The Department of Agriculture, Food and the Marine has confirmed that test results have identified evidence of Avian Influenza H5N8 (bird flu) in samples from a small free-range turkey flock in Co. Wicklow.
In a statement this evening (Thursday, December 10) a spokesperson for the Department of Agriculture said:
“Further testing to determine the pathogenicity is being carried out and we expect to have results over the coming days.
The birds have been killed and avian influenza restriction zones are being put in place where additional protection and surveillance measures will be put in place.
As previously notified, highly pathogenic Avian Influenza H5N8 has been confirmed in wild birds in a number of counties across the country, it was added.
These findings pose a risk to all poultry flocks and captive birds and by extension the poultry industry, the department warned.
“Outbreaks of highly pathogenic avian influenza have also been identified in poultry flocks in Great Britain, Netherlands, Germany, France, Denmark, Sweden, Poland, Croatia and Ukraine in recent weeks,” the spokesperson added.
It is important to note that there is no evidence of risk associated with consumption of poultry meat or poultry meat products.
The department advises strict adherence to the precautionary measures against avian influenza (bird flu) recently introduced in regulations under the Animal Health and Welfare Act 2013.
These regulations require specific biosecurity measures to be implemented by the keepers of all poultry (and other captive bird) flocks, irrespective of size, to help mitigate the risk of the virus and additional enhanced biosecurity measures that must be implemented in flocks of 500 birds or more, the department noted.
A protection zone of at least 3km radius from the infected holding and a surveillance zone of at least 10km radius will be put in place, the department says.
A census of all holdings within the PZ and SZ will be conducted and procedures put in place to control movements of live poultry, other captive birds, hatching and table eggs, used litter, manure and slurry from poultry holdings.
Poultry flock owners should remain vigilant for any signs of disease in their flocks, maintain strict biosecurity measures and report any disease suspicion to their nearest Department Regional Veterinary Office.
Clinical signs that poultry keepers should look for in their birds include a swollen head, discolouration of neck and throat, loss of appetite, respiratory distress, diarrhoea and fewer eggs laid – although these vary between species of bird
The Health Protection Surveillance Centre has confirmed that although the H5N8 subtype can cause serious disease in poultry and other birds, no human infections with this virus have been reported world-wide and therefore risk to humans is considered to be very low.
“However, members of the public are advised not to handle sick or dead wild birds and to report sick of dead wild birds to the Regional Veterinary Office or contact the DAFM disease hotline on: 1850-200456.
“An early warning system is in place with Birdwatch Ireland, the National Parks and Wildlife Service and the National Association of Regional Game Councils with regard to surveillance for signs of disease in wild birds.
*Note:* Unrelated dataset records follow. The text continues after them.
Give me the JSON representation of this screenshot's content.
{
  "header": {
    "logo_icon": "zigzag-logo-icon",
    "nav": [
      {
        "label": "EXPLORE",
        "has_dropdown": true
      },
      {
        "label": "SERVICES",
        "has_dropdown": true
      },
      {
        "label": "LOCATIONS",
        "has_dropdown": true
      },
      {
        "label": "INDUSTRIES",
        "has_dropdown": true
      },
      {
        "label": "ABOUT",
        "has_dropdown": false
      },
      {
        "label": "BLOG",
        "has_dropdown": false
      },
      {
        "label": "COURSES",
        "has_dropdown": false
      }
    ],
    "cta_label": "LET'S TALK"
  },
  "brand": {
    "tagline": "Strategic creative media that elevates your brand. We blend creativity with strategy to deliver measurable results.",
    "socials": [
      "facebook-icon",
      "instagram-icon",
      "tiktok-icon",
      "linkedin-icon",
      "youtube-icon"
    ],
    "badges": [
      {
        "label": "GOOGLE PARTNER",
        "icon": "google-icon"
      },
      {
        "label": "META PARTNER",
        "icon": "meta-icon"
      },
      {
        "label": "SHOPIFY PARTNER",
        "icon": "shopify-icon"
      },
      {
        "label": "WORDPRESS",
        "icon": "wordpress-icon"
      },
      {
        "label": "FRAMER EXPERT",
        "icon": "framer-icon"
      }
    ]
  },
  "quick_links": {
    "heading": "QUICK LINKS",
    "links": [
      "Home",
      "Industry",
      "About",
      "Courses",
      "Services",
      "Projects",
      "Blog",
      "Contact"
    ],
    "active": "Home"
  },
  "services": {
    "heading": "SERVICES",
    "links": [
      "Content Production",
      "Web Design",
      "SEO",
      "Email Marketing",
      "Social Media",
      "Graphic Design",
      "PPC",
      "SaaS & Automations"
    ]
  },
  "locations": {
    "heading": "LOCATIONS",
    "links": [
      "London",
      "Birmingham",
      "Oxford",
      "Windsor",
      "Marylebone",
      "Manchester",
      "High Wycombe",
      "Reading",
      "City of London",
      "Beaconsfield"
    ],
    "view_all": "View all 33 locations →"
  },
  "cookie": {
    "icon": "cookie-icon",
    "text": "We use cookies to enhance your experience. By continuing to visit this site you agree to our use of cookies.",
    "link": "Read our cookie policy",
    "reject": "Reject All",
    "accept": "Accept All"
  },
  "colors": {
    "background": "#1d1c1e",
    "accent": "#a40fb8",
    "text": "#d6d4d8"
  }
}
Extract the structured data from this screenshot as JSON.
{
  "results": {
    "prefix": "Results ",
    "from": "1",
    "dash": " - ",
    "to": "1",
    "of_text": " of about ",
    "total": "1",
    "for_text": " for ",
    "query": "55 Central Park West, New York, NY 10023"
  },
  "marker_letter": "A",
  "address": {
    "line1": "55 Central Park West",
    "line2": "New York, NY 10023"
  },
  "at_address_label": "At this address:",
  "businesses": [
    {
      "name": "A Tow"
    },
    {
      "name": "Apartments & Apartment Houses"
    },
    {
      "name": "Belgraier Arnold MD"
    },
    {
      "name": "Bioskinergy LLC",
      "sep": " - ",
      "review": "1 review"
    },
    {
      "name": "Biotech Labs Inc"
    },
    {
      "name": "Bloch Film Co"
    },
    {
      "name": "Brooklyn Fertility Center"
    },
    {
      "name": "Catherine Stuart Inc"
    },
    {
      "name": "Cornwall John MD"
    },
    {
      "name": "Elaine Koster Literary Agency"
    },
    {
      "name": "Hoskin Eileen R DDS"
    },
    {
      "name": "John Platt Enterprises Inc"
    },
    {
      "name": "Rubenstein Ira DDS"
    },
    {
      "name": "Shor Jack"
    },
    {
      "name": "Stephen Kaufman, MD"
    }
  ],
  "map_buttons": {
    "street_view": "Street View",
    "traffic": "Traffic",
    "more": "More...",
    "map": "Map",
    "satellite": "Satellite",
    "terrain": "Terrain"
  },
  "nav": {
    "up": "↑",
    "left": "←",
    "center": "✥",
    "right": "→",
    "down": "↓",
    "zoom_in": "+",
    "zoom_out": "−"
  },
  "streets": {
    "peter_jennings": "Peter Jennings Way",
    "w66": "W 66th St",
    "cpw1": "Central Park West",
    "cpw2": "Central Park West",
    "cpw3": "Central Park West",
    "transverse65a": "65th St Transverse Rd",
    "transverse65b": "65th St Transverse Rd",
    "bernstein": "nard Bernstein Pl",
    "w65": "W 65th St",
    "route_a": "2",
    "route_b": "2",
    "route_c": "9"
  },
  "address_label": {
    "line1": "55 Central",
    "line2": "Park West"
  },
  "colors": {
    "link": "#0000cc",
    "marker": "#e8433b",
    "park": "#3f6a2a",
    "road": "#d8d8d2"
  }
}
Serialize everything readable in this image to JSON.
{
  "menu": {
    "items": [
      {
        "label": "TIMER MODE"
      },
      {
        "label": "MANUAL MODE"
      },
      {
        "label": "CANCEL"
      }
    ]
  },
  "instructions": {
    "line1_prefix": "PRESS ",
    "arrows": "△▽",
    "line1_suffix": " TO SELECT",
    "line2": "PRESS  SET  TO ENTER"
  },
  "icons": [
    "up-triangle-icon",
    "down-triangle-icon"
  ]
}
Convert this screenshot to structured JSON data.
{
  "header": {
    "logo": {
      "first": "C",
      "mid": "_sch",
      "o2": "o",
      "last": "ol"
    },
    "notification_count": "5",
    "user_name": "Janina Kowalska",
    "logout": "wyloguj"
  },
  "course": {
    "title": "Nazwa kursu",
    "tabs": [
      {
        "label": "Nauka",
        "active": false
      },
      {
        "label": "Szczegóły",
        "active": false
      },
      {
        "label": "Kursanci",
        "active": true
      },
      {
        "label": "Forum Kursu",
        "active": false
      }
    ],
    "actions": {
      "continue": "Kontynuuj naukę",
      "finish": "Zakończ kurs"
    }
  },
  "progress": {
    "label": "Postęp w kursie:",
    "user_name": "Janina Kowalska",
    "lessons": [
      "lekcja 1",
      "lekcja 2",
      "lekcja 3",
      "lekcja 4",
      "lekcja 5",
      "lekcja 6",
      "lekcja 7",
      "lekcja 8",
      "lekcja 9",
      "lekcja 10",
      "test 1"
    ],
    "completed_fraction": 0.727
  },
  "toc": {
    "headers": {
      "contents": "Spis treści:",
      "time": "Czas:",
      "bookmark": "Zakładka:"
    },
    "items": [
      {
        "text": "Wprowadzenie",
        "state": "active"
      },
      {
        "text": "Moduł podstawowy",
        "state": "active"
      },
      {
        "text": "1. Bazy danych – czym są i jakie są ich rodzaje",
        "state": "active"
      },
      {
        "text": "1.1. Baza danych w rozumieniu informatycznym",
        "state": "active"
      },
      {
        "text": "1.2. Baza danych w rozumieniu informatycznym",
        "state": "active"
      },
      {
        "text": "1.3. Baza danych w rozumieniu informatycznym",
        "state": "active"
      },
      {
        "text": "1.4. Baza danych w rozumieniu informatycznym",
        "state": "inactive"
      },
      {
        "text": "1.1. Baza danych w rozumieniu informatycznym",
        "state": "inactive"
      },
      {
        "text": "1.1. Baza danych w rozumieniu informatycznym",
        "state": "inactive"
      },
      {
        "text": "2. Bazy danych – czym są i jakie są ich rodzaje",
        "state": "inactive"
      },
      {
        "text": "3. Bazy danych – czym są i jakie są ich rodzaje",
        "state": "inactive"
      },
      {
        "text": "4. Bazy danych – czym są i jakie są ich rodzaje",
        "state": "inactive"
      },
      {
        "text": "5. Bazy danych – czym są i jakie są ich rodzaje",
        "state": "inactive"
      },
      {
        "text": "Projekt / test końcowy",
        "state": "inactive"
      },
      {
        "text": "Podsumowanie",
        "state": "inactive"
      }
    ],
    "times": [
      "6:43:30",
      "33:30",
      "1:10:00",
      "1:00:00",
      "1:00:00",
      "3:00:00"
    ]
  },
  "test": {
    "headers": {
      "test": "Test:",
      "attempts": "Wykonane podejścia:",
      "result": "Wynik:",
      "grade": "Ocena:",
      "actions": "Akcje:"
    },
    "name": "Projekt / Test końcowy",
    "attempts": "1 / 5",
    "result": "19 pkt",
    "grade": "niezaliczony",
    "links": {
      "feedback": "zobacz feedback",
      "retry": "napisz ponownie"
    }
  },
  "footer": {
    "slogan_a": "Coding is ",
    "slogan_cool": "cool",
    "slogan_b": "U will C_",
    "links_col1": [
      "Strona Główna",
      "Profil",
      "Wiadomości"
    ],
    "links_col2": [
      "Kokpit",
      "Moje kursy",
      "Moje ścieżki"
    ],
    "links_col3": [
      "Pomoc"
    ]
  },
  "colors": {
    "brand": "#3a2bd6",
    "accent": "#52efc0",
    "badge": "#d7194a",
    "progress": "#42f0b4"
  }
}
“The department reinforces the need for vigilance and biosecurity and continues to closely monitor and assess the disease situation and is in regular contact with industry stakeholders,” the spokesperson concluded.